Exercise aim
Print out each record, keeping it identical to the original.

Web page and app entries
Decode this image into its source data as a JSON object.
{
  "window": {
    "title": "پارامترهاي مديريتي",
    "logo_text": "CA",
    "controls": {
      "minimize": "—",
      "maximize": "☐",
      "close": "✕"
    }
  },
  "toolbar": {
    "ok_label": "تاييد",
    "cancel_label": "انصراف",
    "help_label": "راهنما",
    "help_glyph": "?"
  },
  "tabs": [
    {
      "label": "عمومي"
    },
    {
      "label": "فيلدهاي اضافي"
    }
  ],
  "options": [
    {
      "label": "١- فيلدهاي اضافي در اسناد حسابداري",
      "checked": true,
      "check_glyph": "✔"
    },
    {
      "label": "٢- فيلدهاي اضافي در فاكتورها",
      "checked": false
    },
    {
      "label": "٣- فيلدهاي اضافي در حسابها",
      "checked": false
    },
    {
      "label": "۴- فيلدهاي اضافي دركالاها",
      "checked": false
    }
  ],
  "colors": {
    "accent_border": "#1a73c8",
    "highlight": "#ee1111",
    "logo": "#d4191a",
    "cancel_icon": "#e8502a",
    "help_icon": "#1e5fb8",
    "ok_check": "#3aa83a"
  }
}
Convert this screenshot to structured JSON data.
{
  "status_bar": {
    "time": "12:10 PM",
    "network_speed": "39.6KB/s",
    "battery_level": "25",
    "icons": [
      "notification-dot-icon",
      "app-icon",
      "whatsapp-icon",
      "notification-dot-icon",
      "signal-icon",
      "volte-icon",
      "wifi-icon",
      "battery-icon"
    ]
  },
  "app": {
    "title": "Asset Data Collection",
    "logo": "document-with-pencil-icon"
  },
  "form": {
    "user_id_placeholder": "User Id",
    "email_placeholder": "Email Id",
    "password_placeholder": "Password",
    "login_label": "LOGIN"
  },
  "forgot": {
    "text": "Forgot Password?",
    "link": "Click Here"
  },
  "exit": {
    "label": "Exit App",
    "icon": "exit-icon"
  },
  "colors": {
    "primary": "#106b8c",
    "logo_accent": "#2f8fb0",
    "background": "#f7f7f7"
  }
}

The completed task
Decode this image into its source data as a JSON object.
{
  "window": {
    "title": "پارامترهاي مديريتي",
    "logo_text": "CA",
    "controls": {
      "minimize": "—",
      "maximize": "☐",
      "close": "✕"
    }
  },
  "toolbar": {
    "ok_label": "تاييد",
    "cancel_label": "انصراف",
    "help_label": "راهنما",
    "help_glyph": "?"
  },
  "tabs": [
    {
      "label": "عمومي"
    },
    {
      "label": "فيلدهاي اضافي"
    }
  ],
  "options": [
    {
      "label": "١- فيلدهاي اضافي در اسناد حسابداري",
      "checked": true,
      "check_glyph": "✔"
    },
    {
      "label": "٢- فيلدهاي اضافي در فاكتورها",
      "checked": false
    },
    {
      "label": "٣- فيلدهاي اضافي در حسابها",
      "checked": false
    },
    {
      "label": "۴- فيلدهاي اضافي دركالاها",
      "checked": false
    }
  ],
  "colors": {
    "accent_border": "#1a73c8",
    "highlight": "#ee1111",
    "logo": "#d4191a",
    "cancel_icon": "#e8502a",
    "help_icon": "#1e5fb8",
    "ok_check": "#3aa83a"
  }
}
Convert this screenshot to structured JSON data.
{
  "status_bar": {
    "time": "12:10 PM",
    "network_speed": "39.6KB/s",
    "battery_level": "25",
    "icons": [
      "notification-dot-icon",
      "app-icon",
      "whatsapp-icon",
      "notification-dot-icon",
      "signal-icon",
      "volte-icon",
      "wifi-icon",
      "battery-icon"
    ]
  },
  "app": {
    "title": "Asset Data Collection",
    "logo": "document-with-pencil-icon"
  },
  "form": {
    "user_id_placeholder": "User Id",
    "email_placeholder": "Email Id",
    "password_placeholder": "Password",
    "login_label": "LOGIN"
  },
  "forgot": {
    "text": "Forgot Password?",
    "link": "Click Here"
  },
  "exit": {
    "label": "Exit App",
    "icon": "exit-icon"
  },
  "colors": {
    "primary": "#106b8c",
    "logo_accent": "#2f8fb0",
    "background": "#f7f7f7"
  }
}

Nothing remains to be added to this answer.